SUNSET SONG is a romantic and intimate tale that portrays the life of Chris Guthrie during the Great War that changed so many lives.
Even though the reality for these professional photographers is harsh and filled with danger, in this documentary there is also space for hope.
DEPARTURE feels like a contemporary piece of European arthouse, but radiates the warmth and familiarity of the Best of British, writes Jack Toye.
SUFFRAGETTE gives a new voice to an important historical event while leaving space to reflect on women’s modern situation, writes Federica Roberti.
These short films are funny, informative, inventive and entertaining, writes Garry Pope.
A packed Picturehouse crowd waits excitedly for one of the Cambridge Film Festival’s main events: The SURPRISE FILM.
“No one does an intro and Q and A quite like Peter Greenaway,” says Mike Levy, reporting back from the CFF screening of EISENSTEIN IN GUANAJUATO.
This amazing film is for anyone whose father did the same job all his life, worked in all weathers, cared more for your happiness than his own.
Elliot Wright reviews Sinisa Dragin’s story of Romania and its relations with Yugoslavia after the end of World War 2.
A man wrongly imprisoned for more than a decade on fraud charges is released in 2011, undeterred from his work in economics.
This film dealing with a poet’s urge to self-destruct is often unexpectedly, if darkly, funny.
UNTIL I LOSE MY BREATH’s bleakness is its virtue and its fault, writes Sarah Longfield.
Get those tissues ready: it’s the last Take One On Air of 2015. Edd Elliott and Ben Dalton give their round up of this year’s Cambridge Film Festival.
“99 HOMES can’t be faulted for its moral clarity and sharp commentary on a brutally competitive society.” Jim Moore reviews.

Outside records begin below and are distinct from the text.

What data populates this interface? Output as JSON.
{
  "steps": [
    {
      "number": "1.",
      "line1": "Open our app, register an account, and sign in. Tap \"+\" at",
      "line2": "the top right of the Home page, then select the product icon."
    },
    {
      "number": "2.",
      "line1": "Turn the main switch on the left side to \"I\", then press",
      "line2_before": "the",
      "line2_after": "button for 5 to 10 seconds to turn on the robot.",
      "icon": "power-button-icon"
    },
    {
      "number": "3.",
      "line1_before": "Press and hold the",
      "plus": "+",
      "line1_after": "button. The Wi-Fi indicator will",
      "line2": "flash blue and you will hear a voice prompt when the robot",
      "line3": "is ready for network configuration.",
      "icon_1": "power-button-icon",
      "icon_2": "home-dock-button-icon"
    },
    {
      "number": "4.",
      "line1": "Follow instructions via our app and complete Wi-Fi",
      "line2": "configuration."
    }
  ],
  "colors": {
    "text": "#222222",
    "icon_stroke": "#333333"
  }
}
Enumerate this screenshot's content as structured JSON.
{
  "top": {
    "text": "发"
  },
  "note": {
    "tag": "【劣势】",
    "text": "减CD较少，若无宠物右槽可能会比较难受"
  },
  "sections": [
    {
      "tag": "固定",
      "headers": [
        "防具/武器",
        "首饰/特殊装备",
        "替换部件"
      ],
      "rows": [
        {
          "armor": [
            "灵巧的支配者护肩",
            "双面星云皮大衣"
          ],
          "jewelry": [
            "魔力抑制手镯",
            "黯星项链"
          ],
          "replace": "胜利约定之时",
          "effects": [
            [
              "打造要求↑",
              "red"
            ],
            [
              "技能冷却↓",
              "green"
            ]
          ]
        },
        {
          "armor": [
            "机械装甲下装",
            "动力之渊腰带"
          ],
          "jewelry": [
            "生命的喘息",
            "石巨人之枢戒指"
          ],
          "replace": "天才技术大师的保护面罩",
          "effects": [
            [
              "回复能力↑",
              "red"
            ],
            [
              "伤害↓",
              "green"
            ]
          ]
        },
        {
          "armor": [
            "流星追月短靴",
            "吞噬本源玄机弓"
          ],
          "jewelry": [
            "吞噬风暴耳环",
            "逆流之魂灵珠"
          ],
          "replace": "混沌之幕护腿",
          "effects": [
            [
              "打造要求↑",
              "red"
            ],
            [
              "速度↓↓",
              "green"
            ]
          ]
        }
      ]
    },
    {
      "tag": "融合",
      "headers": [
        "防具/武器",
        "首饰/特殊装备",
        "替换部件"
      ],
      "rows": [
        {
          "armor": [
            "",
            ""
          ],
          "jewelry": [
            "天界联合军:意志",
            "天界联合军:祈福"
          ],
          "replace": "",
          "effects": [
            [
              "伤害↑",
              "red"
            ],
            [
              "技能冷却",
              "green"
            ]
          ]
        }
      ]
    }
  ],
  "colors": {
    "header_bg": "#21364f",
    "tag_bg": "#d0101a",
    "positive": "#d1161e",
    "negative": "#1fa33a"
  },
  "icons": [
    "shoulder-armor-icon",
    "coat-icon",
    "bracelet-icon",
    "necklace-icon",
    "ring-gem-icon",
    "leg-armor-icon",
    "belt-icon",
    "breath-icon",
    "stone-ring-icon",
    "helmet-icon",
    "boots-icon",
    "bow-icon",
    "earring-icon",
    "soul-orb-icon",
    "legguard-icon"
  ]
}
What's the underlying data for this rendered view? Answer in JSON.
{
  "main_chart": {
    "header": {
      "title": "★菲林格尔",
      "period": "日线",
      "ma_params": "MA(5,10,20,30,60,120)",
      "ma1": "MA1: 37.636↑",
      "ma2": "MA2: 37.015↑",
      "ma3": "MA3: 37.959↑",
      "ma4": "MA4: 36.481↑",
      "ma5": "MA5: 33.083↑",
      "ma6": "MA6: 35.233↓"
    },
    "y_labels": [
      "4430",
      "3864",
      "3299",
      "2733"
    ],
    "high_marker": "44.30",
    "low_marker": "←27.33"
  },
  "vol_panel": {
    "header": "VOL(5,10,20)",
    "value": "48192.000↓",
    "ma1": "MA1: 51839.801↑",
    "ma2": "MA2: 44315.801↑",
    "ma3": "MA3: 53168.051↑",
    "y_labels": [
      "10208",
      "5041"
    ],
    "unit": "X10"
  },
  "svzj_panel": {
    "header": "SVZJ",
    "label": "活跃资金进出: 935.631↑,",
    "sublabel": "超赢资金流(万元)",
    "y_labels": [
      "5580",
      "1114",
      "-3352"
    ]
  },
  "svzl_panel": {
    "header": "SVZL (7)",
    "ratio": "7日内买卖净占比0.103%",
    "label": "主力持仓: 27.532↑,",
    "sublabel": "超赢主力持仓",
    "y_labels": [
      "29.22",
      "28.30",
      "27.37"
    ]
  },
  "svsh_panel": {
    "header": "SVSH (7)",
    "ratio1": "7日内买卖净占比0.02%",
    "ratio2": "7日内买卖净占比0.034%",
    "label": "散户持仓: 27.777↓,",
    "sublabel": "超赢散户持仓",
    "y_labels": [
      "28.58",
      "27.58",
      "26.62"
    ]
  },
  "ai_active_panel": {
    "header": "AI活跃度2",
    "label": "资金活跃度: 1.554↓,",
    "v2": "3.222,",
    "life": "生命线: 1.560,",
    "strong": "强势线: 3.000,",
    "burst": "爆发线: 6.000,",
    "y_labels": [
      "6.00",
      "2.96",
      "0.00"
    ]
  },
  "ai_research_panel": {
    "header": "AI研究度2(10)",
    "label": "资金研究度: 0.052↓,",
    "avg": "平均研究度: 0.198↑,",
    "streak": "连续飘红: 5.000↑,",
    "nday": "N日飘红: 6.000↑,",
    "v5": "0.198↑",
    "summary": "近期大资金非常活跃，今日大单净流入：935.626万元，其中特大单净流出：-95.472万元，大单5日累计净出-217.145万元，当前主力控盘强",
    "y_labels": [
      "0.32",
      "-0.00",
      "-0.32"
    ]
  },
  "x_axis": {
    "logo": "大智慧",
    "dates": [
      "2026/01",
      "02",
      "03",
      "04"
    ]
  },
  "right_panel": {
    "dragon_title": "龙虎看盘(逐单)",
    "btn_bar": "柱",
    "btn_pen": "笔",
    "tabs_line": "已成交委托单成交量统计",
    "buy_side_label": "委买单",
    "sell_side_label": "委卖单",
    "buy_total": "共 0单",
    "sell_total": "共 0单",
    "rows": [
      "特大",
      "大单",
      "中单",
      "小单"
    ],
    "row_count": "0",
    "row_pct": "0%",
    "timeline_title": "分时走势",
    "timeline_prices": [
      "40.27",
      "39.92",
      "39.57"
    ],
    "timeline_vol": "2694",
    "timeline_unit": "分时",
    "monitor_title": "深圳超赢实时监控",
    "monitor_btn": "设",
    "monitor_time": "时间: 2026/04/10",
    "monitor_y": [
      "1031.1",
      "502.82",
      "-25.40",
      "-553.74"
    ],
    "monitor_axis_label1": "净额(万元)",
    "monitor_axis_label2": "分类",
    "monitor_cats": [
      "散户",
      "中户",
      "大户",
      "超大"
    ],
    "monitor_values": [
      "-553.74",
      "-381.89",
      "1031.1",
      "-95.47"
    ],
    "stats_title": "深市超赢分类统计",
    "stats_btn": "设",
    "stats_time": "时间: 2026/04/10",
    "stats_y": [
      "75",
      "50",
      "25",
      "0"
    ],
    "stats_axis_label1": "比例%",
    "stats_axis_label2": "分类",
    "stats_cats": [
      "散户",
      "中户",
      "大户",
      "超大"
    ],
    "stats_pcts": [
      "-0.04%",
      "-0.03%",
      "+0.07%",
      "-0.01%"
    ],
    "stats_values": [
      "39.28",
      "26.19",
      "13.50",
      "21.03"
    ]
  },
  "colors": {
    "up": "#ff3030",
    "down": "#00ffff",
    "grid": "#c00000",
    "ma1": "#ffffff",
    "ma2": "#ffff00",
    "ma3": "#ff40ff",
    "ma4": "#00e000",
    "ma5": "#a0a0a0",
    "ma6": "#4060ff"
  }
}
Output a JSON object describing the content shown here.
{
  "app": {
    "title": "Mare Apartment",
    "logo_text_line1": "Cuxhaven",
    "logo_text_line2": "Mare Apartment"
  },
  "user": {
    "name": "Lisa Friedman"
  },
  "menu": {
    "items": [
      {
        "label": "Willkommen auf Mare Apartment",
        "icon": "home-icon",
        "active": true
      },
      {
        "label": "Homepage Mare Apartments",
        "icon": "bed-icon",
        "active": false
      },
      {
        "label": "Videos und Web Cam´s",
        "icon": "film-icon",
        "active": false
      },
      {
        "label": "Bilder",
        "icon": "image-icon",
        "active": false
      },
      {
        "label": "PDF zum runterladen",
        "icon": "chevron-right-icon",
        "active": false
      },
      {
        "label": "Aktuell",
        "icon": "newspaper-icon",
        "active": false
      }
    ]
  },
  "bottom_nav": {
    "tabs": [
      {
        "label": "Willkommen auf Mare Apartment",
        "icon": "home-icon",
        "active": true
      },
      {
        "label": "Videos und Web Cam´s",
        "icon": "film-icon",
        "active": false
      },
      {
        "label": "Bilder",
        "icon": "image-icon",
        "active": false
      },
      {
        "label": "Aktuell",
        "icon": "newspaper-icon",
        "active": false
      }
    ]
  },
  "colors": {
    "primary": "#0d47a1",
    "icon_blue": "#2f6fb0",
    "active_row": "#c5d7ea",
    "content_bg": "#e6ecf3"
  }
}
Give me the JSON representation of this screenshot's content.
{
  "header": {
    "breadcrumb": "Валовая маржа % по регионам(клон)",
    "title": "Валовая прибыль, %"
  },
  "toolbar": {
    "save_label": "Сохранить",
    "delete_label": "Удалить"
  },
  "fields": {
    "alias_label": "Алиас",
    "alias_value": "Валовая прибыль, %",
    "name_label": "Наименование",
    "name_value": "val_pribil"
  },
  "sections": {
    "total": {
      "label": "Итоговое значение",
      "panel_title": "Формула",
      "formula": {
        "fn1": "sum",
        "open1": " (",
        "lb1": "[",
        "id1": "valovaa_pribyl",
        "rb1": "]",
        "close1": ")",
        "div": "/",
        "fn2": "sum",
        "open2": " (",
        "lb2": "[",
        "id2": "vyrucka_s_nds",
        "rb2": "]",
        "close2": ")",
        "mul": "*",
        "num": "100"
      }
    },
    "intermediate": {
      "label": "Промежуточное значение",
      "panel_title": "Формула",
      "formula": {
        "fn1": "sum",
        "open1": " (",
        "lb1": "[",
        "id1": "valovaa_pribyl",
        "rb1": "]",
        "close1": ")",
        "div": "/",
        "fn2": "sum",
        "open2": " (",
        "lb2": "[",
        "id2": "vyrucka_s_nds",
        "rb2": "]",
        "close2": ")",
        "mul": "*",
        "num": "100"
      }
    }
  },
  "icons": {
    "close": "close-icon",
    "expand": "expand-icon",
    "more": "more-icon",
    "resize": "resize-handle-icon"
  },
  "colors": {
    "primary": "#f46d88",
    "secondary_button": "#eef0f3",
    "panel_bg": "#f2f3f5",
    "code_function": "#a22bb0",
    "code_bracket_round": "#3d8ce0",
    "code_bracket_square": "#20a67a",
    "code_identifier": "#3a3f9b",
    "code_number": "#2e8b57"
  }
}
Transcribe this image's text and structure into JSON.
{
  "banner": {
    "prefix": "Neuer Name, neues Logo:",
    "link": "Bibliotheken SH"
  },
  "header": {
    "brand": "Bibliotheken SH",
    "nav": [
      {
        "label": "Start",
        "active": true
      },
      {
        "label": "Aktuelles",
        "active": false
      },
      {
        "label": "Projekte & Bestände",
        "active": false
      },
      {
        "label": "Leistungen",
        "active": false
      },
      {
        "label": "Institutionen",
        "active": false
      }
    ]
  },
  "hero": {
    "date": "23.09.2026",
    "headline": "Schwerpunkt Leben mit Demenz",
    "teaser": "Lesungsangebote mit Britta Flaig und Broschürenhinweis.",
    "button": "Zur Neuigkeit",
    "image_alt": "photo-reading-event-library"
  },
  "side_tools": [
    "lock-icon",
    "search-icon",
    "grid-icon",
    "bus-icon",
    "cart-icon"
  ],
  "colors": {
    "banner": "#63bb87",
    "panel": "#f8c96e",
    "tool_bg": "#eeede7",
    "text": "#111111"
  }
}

You will leave TOKYO TRIBE little more than an idyllic splatter mark, pulverised by a blender of pure lunacy